“Security Through Obscurity”

(via TechDirt, via The Raw Feed)A John Hopkins University student conducted a Google ego search recently and discovered that information she provided for the campus’s “J-CARD” student debit card system was posted online — along with data from 4,000 other…

Photo Finder: Automated Facial Recognition on Facebook

Amateur facial recognition technology is coming to Facebook. Face.com is launching a facial recognition application called Photo Finder to allow Facebook users to search their photos — and photos of their friends — to learn, recognize, and tag familiar faces.…

The Illusion of “Private” Web Content

Millions of Web 2.0 users share their personal information, photos, bookmarks, and lives online. And, of course, various concerns arise about the fact that so much (what was once considered) private information is being publicly shared with anyone with an…

WSJ: When Public Records Are Too Public

Jason Fry, a columnist for the Wall Street Journal, writes about the increasing lack of “security via obscurity” as more and more public records become searchable online. While this is old news for many of us, it’s nice to see…

Search Can Be Your Enemy

CIO.com features this column about how the reach of search engines shatters the myth of “security through obscurity”: A month or so ago, I was on the phone with Leonard Fuld, who’s known for his work in competitive intelligence, about…

Public Comments on RFID Passports are…Public

The government’s plans to institute passports with RFID chips were open for public comment since last February. The public feedback was overwhelmingly negative, noting concerns over both security and privacy. In an odd bit of irony, most of the public…

What if Google Enabled FOIA Requests?

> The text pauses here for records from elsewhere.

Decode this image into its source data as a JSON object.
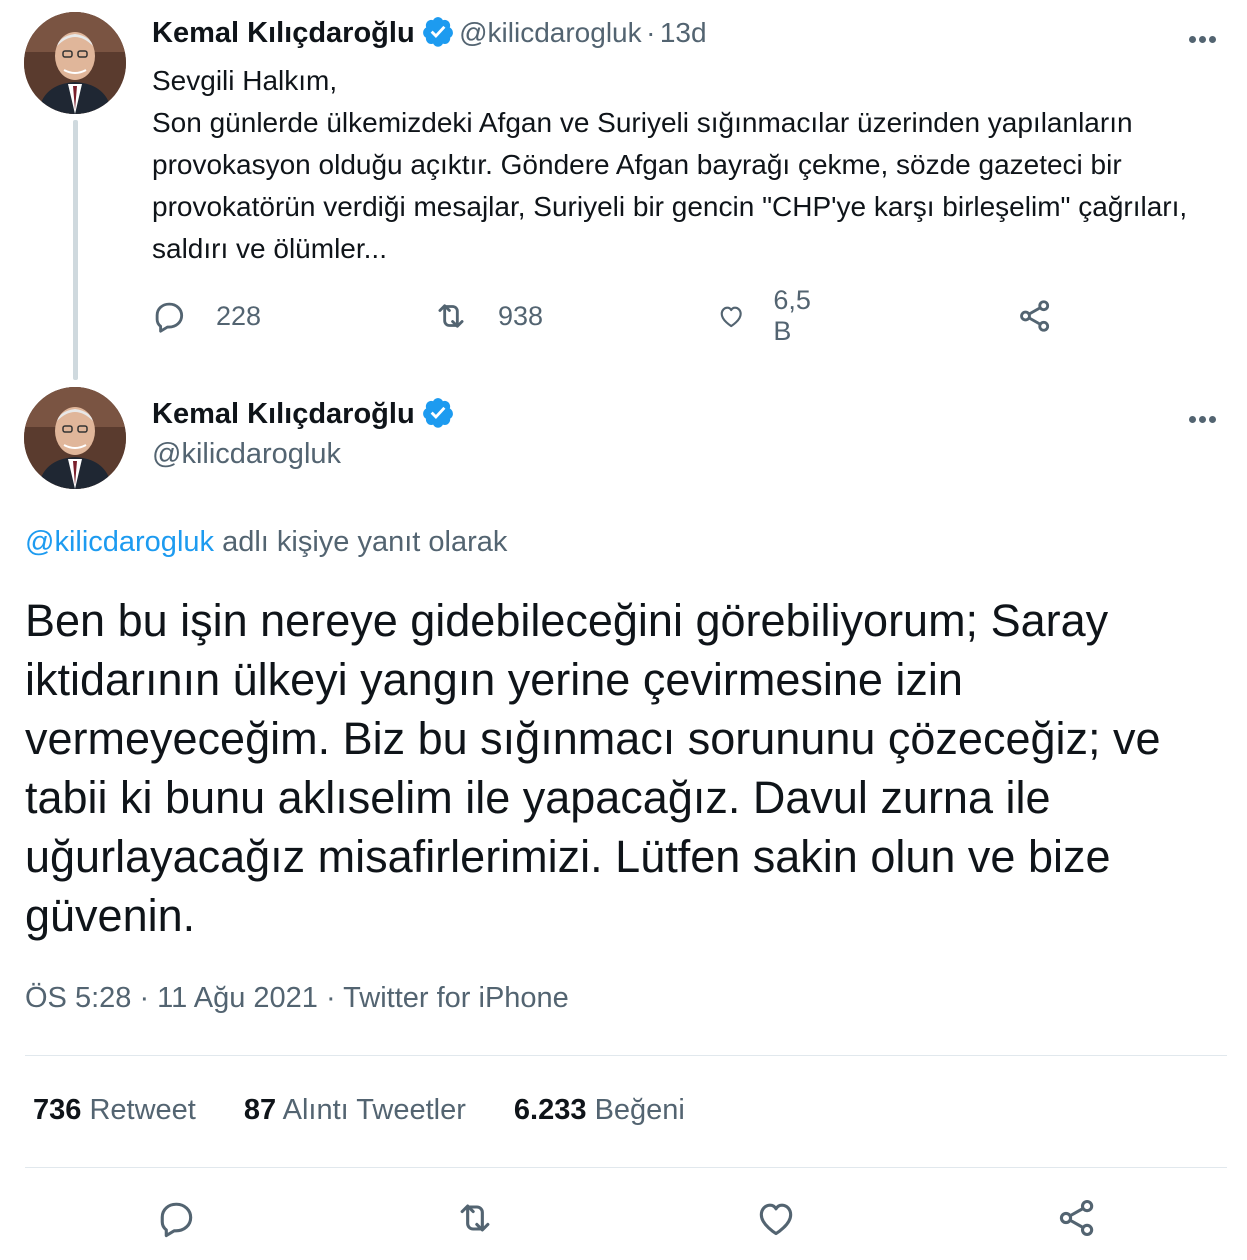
{
  "thread_tweet": {
    "author_name": "Kemal Kılıçdaroğlu",
    "handle": "@kilicdarogluk",
    "separator": "·",
    "time_ago": "13d",
    "text": "Sevgili Halkım,\nSon günlerde ülkemizdeki Afgan ve Suriyeli sığınmacılar üzerinden yapılanların provokasyon olduğu açıktır. Göndere Afgan bayrağı çekme, sözde gazeteci bir provokatörün verdiği mesajlar, Suriyeli bir gencin \"CHP'ye karşı birleşelim\" çağrıları, saldırı ve ölümler...",
    "replies": "228",
    "retweets": "938",
    "likes": "6,5 B"
  },
  "main_tweet": {
    "author_name": "Kemal Kılıçdaroğlu",
    "handle": "@kilicdarogluk",
    "reply_mention": "@kilicdarogluk",
    "reply_suffix": " adlı kişiye yanıt olarak",
    "text": "Ben bu işin nereye gidebileceğini görebiliyorum; Saray iktidarının ülkeyi yangın yerine çevirmesine izin vermeyeceğim. Biz bu sığınmacı sorununu çözeceğiz; ve tabii ki bunu aklıselim ile yapacağız. Davul zurna ile uğurlayacağız misafirlerimizi. Lütfen sakin olun ve bize güvenin.",
    "meta": "ÖS 5:28 · 11 Ağu 2021 · Twitter for iPhone",
    "stats": [
      {
        "count": "736",
        "label": "Retweet"
      },
      {
        "count": "87",
        "label": "Alıntı Tweetler"
      },
      {
        "count": "6.233",
        "label": "Beğeni"
      }
    ]
  },
  "colors": {
    "accent": "#1d9bf0",
    "muted": "#536471",
    "text": "#0f1419"
  },
  "icons": [
    "verified-badge-icon",
    "more-options-icon",
    "reply-icon",
    "retweet-icon",
    "like-icon",
    "share-icon"
  ]
}
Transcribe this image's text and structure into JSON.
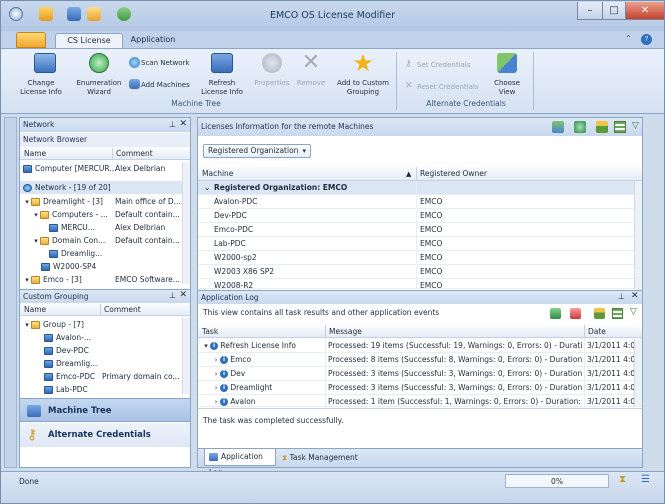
{
  "window": {
    "title": "EMCO OS License Modifier",
    "minimize": "–",
    "maximize": "□",
    "close": "✕"
  },
  "ribbon_tabs": [
    "CS License",
    "Application"
  ],
  "ribbon": {
    "buttons": [
      {
        "label": "Change\nLicense Info",
        "icon": "license-edit-icon"
      },
      {
        "label": "Enumeration\nWizard",
        "icon": "wizard-icon"
      },
      {
        "label": "Scan Network",
        "icon": "scan-network-icon"
      },
      {
        "label": "Add Machines",
        "icon": "add-machines-icon"
      },
      {
        "label": "Refresh\nLicense Info",
        "icon": "refresh-icon"
      },
      {
        "label": "Properties",
        "icon": "properties-icon"
      },
      {
        "label": "Remove",
        "icon": "remove-icon"
      },
      {
        "label": "Add to Custom\nGrouping",
        "icon": "star-icon"
      },
      {
        "label": "Set Credentials",
        "icon": "key-icon"
      },
      {
        "label": "Reset Credentials",
        "icon": "reset-key-icon"
      },
      {
        "label": "Choose\nView",
        "icon": "choose-view-icon"
      }
    ],
    "groups": [
      "Machine Tree",
      "Alternate Credentials"
    ]
  },
  "left": {
    "network_title": "Network",
    "browser_title": "Network Browser",
    "browser_cols": [
      "Name",
      "Comment"
    ],
    "computer_row": {
      "name": "Computer [MERCUR...",
      "comment": "Alex Delbrian"
    },
    "network_node": "Network - [19 of 20]",
    "tree": [
      {
        "name": "Dreamlight - [3]",
        "comment": "Main office of D..."
      },
      {
        "name": "Computers - ...",
        "comment": "Default contain..."
      },
      {
        "name": "MERCU...",
        "comment": "Alex Delbrian"
      },
      {
        "name": "Domain Con...",
        "comment": "Default contain..."
      },
      {
        "name": "Dreamlig...",
        "comment": ""
      },
      {
        "name": "W2000-SP4",
        "comment": ""
      },
      {
        "name": "Emco - [3]",
        "comment": "EMCO Software..."
      }
    ],
    "custom_title": "Custom Grouping",
    "custom_cols": [
      "Name",
      "Comment"
    ],
    "custom_tree": [
      {
        "name": "Group - [7]",
        "comment": ""
      },
      {
        "name": "Avalon-...",
        "comment": ""
      },
      {
        "name": "Dev-PDC",
        "comment": ""
      },
      {
        "name": "Dreamlig...",
        "comment": ""
      },
      {
        "name": "Emco-PDC",
        "comment": "Primary domain co..."
      },
      {
        "name": "Lab-PDC",
        "comment": ""
      }
    ],
    "nav": [
      "Machine Tree",
      "Alternate Credentials"
    ]
  },
  "main": {
    "title": "Licenses Information for the remote Machines",
    "groupby": "Registered Organization",
    "cols": [
      "Machine",
      "Registered Owner"
    ],
    "group_row": "Registered Organization: EMCO",
    "rows": [
      {
        "machine": "Avalon-PDC",
        "owner": "EMCO"
      },
      {
        "machine": "Dev-PDC",
        "owner": "EMCO"
      },
      {
        "machine": "Emco-PDC",
        "owner": "EMCO"
      },
      {
        "machine": "Lab-PDC",
        "owner": "EMCO"
      },
      {
        "machine": "W2000-sp2",
        "owner": "EMCO"
      },
      {
        "machine": "W2003 X86 SP2",
        "owner": "EMCO"
      },
      {
        "machine": "W2008-R2",
        "owner": "EMCO"
      }
    ]
  },
  "log": {
    "title": "Application Log",
    "desc": "This view contains all task results and other application events",
    "cols": [
      "Task",
      "Message",
      "Date"
    ],
    "rows": [
      {
        "task": "Refresh License Info",
        "message": "Processed: 19 items (Successful: 19, Warnings: 0, Errors: 0) - Duration...",
        "date": "3/1/2011 4:0"
      },
      {
        "task": "Emco",
        "message": "Processed: 8 items (Successful: 8, Warnings: 0, Errors: 0) - Duration: 2...",
        "date": "3/1/2011 4:0"
      },
      {
        "task": "Dev",
        "message": "Processed: 3 items (Successful: 3, Warnings: 0, Errors: 0) - Duration: 2...",
        "date": "3/1/2011 4:0"
      },
      {
        "task": "Dreamlight",
        "message": "Processed: 3 items (Successful: 3, Warnings: 0, Errors: 0) - Duration: 2...",
        "date": "3/1/2011 4:0"
      },
      {
        "task": "Avalon",
        "message": "Processed: 1 item (Successful: 1, Warnings: 0, Errors: 0) - Duration: les...",
        "date": "3/1/2011 4:0"
      }
    ],
    "detail": "The task was completed successfully.",
    "tabs": [
      "Application Log",
      "Task Management"
    ]
  },
  "status": {
    "text": "Done",
    "progress": "0%"
  }
}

I’m attending the “Regulating Search?” symposium hosted by the Yale Information Society Project today. The first panel was on “The Search Space,” and Robin Sloan, co-producer of the (in)famous “EPIC 2014” movie on “the future history of media,” posed an…